▶ **WORK TASK**
Give the records again exactly as written. Leave out the pictures.
** Opening LISTED RECORDS block **
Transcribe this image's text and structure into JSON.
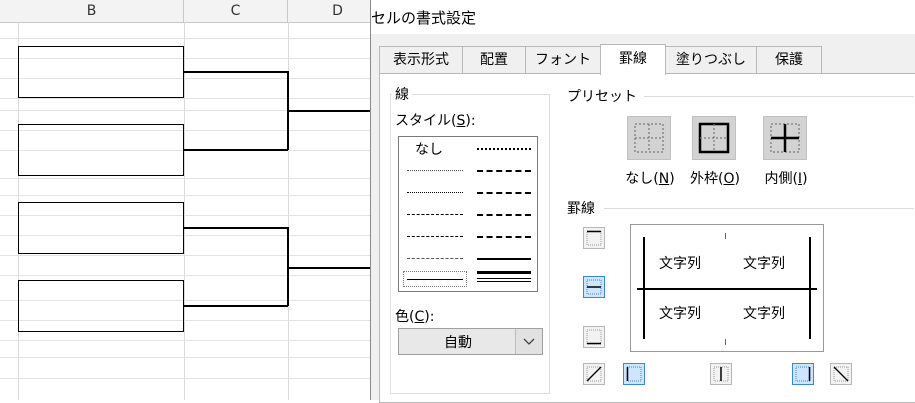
{
  "sheet": {
    "columns": [
      "B",
      "C",
      "D"
    ]
  },
  "dialog": {
    "title": "セルの書式設定",
    "tabs": [
      {
        "label": "表示形式"
      },
      {
        "label": "配置"
      },
      {
        "label": "フォント"
      },
      {
        "label": "罫線",
        "active": true
      },
      {
        "label": "塗りつぶし"
      },
      {
        "label": "保護"
      }
    ],
    "line_group": {
      "label": "線",
      "style_label": "スタイル(",
      "style_key": "S",
      "style_label_end": "):",
      "none_label": "なし",
      "color_label": "色(",
      "color_key": "C",
      "color_label_end": "):",
      "color_value": "自動"
    },
    "preset_group": {
      "label": "プリセット",
      "none": {
        "label": "なし(",
        "key": "N",
        "end": ")"
      },
      "outline": {
        "label": "外枠(",
        "key": "O",
        "end": ")"
      },
      "inside": {
        "label": "内側(",
        "key": "I",
        "end": ")"
      }
    },
    "border_group": {
      "label": "罫線",
      "preview_text": [
        "文字列",
        "文字列",
        "文字列",
        "文字列"
      ]
    }
  },
  "colors": {
    "dialog_bg": "#f0f0f0",
    "panel_bg": "#ffffff",
    "active_border_button": "#cfe5fb",
    "active_border_button_edge": "#3a86d8"
  }
}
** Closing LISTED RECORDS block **
▶ **SOLVED EXERCISE**
Transcribe this image's text and structure into JSON.
{
  "sheet": {
    "columns": [
      "B",
      "C",
      "D"
    ]
  },
  "dialog": {
    "title": "セルの書式設定",
    "tabs": [
      {
        "label": "表示形式"
      },
      {
        "label": "配置"
      },
      {
        "label": "フォント"
      },
      {
        "label": "罫線",
        "active": true
      },
      {
        "label": "塗りつぶし"
      },
      {
        "label": "保護"
      }
    ],
    "line_group": {
      "label": "線",
      "style_label": "スタイル(",
      "style_key": "S",
      "style_label_end": "):",
      "none_label": "なし",
      "color_label": "色(",
      "color_key": "C",
      "color_label_end": "):",
      "color_value": "自動"
    },
    "preset_group": {
      "label": "プリセット",
      "none": {
        "label": "なし(",
        "key": "N",
        "end": ")"
      },
      "outline": {
        "label": "外枠(",
        "key": "O",
        "end": ")"
      },
      "inside": {
        "label": "内側(",
        "key": "I",
        "end": ")"
      }
    },
    "border_group": {
      "label": "罫線",
      "preview_text": [
        "文字列",
        "文字列",
        "文字列",
        "文字列"
      ]
    }
  },
  "colors": {
    "dialog_bg": "#f0f0f0",
    "panel_bg": "#ffffff",
    "active_border_button": "#cfe5fb",
    "active_border_button_edge": "#3a86d8"
  }
}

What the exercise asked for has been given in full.